[Stored data entries]
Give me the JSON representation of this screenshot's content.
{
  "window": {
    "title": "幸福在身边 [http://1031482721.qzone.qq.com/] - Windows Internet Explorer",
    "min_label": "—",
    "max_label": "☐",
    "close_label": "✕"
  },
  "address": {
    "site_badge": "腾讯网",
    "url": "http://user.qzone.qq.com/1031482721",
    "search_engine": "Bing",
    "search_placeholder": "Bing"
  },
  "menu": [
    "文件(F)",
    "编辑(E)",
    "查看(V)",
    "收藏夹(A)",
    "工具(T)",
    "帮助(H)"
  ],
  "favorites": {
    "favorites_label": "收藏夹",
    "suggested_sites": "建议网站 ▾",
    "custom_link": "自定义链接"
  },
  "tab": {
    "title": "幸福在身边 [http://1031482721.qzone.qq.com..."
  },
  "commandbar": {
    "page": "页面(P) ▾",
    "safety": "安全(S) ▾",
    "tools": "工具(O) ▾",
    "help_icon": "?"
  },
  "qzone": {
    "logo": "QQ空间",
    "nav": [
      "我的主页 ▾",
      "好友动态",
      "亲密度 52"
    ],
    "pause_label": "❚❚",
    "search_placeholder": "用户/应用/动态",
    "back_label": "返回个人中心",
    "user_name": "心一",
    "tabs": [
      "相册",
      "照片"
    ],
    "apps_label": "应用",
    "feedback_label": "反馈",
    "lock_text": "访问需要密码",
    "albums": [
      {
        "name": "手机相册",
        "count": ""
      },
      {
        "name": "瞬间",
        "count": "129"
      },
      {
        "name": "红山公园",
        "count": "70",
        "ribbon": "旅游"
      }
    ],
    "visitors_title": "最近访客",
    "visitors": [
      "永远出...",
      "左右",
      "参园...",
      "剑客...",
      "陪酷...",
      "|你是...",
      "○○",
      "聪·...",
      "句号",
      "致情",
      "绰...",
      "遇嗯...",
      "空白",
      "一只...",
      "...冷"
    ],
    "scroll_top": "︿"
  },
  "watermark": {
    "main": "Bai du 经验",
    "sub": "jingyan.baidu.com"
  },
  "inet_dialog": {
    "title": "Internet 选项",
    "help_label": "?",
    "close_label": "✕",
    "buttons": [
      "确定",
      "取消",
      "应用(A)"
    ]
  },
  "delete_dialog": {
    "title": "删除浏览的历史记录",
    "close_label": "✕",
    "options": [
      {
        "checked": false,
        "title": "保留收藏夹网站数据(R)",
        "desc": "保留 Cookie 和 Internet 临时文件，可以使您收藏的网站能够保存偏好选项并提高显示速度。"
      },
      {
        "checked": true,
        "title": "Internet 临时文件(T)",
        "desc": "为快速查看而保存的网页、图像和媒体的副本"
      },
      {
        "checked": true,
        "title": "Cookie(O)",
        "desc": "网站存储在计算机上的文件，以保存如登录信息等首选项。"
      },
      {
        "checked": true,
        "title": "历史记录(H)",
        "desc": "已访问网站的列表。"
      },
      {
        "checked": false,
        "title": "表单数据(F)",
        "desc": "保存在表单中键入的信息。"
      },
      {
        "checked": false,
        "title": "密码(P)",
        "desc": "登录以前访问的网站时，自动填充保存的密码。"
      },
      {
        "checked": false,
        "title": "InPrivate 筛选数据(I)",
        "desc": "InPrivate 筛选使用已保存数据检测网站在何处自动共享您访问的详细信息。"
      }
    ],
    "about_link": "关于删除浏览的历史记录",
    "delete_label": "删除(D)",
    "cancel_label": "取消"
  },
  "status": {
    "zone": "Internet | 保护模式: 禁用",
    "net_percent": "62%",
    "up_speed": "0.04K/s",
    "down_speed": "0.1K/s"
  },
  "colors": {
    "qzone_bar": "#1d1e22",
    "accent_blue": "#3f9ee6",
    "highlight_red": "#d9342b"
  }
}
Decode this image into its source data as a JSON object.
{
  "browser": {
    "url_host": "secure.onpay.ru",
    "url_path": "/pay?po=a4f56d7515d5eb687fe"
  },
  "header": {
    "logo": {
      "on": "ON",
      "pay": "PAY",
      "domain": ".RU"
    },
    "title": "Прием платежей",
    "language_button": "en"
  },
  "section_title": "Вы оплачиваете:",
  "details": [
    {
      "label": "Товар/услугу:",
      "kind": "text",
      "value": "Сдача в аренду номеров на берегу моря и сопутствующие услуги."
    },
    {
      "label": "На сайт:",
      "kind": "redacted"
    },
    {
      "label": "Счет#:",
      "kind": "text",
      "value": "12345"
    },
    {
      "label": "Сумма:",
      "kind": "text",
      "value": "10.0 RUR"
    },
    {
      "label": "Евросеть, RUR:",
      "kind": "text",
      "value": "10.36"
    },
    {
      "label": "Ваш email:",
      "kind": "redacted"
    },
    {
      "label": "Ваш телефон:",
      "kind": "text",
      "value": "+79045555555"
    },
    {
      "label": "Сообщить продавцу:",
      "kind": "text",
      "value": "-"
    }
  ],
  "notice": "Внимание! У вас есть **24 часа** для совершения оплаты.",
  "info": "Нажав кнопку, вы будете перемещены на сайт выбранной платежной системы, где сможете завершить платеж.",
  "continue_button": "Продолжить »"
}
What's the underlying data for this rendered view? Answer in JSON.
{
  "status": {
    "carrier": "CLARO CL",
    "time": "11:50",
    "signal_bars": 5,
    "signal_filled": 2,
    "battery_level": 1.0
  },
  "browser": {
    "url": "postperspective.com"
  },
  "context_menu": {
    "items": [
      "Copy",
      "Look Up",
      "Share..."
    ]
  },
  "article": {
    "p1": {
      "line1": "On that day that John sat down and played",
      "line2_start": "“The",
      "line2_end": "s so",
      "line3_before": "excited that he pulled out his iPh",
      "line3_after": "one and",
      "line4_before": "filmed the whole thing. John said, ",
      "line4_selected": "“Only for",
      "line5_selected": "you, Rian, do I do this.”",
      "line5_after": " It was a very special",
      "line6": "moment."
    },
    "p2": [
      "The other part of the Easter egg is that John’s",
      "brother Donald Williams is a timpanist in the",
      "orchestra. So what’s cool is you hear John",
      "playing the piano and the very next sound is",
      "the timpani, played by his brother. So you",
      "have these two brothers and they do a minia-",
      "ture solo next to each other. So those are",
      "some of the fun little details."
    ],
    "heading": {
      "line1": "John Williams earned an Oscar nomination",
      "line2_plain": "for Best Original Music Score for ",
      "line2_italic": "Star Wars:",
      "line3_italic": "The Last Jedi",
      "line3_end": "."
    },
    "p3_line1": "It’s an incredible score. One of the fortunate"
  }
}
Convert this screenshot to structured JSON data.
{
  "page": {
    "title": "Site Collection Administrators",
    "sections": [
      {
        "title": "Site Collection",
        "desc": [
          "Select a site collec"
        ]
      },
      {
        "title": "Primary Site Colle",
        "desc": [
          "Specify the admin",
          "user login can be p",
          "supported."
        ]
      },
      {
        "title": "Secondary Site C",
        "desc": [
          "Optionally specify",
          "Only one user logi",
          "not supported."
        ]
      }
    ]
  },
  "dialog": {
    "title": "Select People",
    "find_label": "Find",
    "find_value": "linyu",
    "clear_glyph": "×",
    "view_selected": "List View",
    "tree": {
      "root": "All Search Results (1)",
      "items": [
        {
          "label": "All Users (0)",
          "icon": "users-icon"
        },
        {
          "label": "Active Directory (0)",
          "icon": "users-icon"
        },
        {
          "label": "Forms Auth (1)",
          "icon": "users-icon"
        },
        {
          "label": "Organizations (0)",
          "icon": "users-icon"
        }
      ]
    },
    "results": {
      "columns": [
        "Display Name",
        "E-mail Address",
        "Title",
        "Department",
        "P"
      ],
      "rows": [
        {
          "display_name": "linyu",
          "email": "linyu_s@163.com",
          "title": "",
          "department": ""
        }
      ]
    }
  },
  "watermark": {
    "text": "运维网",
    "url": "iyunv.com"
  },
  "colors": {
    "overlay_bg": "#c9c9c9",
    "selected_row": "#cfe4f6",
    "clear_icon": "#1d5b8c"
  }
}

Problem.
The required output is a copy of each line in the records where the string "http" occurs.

Task response.
    "title": "幸福在身边 [http://1031482721.qzone.qq.com/] - Windows Internet Explorer",
    "url": "http://user.qzone.qq.com/1031482721",
    "title": "幸福在身边 [http://1031482721.qzone.qq.com..."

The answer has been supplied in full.